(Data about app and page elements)
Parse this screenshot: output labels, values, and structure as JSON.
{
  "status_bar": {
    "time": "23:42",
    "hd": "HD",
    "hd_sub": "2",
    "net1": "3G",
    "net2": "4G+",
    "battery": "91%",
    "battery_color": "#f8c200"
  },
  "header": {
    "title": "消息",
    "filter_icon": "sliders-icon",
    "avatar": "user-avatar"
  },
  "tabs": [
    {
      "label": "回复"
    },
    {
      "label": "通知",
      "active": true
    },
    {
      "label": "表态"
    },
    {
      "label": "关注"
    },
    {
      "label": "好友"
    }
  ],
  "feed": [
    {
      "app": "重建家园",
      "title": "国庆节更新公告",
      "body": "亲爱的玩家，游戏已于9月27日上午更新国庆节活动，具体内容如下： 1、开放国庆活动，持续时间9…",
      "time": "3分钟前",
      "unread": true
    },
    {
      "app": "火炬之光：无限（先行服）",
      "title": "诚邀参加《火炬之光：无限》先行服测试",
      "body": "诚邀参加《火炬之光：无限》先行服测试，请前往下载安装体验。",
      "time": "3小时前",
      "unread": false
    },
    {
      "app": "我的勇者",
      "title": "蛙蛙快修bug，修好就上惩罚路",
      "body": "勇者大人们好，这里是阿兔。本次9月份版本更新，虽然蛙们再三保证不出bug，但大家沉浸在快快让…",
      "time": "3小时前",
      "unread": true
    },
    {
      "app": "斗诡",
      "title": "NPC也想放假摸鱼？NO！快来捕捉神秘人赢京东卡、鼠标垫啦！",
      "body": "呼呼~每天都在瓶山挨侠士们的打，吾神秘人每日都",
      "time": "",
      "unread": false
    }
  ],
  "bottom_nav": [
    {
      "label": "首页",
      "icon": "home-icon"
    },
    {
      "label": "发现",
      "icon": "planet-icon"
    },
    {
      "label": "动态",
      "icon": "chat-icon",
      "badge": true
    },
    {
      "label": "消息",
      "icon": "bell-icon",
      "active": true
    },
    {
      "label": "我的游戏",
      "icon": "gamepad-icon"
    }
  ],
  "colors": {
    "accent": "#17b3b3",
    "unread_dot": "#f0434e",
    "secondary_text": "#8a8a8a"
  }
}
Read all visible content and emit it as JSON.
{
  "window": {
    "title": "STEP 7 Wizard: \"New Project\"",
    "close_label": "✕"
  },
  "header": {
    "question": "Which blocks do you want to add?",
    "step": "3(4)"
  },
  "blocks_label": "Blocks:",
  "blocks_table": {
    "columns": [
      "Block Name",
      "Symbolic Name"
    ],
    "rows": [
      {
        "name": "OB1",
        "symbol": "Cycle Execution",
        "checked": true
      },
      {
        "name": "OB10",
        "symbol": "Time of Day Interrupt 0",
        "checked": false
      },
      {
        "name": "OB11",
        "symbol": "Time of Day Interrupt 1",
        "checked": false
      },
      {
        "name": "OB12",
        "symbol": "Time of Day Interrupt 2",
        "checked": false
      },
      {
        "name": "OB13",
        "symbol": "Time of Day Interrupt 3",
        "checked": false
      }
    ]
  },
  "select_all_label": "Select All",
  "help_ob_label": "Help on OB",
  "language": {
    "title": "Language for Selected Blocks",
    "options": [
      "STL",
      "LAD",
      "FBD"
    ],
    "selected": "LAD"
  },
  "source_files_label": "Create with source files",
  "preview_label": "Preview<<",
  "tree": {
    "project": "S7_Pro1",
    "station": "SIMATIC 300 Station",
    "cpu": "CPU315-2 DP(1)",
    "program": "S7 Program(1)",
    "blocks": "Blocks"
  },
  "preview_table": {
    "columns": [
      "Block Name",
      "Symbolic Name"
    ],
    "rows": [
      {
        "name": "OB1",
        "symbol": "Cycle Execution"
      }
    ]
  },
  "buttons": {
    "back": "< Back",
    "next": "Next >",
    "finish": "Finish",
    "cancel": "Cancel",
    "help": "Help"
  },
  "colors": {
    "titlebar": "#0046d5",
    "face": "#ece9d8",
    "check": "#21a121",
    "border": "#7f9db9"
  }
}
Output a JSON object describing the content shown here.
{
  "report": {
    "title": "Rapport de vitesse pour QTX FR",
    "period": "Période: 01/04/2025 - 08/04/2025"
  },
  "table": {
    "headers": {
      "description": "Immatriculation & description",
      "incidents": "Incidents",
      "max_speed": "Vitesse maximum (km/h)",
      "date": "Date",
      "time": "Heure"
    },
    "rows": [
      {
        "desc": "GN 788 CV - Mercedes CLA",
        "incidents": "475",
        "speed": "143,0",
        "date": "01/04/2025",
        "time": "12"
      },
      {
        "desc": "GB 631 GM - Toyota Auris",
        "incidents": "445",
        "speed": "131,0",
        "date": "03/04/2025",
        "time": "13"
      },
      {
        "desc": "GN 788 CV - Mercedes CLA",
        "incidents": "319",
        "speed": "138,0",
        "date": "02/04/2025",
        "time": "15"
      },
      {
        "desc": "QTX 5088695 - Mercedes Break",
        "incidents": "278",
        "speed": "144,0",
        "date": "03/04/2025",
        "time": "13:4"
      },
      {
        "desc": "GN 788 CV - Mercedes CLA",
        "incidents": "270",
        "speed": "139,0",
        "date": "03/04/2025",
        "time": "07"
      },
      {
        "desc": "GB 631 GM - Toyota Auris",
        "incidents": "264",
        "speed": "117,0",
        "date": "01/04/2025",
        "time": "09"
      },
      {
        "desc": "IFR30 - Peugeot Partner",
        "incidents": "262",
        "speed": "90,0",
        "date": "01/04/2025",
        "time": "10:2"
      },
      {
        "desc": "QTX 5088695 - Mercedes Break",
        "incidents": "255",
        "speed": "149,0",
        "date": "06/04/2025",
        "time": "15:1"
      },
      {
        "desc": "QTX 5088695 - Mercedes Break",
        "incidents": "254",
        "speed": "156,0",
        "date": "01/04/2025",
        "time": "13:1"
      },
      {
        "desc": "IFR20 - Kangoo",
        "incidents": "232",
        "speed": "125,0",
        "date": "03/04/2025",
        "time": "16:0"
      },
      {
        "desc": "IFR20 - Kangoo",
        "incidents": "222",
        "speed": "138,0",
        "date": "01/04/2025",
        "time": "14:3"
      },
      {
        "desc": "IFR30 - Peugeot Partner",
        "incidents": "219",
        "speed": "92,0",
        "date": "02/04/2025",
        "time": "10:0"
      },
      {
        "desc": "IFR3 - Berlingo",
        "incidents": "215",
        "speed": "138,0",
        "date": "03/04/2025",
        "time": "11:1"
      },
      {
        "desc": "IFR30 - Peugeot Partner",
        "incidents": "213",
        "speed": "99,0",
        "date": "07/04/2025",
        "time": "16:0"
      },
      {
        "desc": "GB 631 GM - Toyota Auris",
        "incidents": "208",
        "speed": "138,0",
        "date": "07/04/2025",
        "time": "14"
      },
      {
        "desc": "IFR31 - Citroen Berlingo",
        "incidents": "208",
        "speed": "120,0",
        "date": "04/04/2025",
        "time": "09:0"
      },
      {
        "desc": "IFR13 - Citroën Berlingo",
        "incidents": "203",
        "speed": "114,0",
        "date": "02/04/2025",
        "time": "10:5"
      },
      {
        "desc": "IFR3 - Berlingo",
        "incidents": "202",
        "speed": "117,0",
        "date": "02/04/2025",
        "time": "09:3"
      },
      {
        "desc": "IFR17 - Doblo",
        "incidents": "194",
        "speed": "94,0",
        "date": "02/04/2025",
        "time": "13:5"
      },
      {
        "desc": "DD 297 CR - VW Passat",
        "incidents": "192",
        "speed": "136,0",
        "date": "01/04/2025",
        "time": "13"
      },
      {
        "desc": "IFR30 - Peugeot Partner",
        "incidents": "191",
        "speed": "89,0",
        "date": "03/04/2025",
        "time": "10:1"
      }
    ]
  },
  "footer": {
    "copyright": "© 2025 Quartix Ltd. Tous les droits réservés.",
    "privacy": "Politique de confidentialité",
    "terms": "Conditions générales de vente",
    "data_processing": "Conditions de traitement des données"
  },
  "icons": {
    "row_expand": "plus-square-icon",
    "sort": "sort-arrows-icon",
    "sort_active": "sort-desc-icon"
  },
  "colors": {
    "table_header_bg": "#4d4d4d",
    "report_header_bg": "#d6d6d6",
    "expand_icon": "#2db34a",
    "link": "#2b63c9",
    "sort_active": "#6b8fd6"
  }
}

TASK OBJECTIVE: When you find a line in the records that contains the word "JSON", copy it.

SOLUTION TO THE EXERCISE:
Parse this screenshot: output labels, values, and structure as JSON.
Read all visible content and emit it as JSON.
Output a JSON object describing the content shown here.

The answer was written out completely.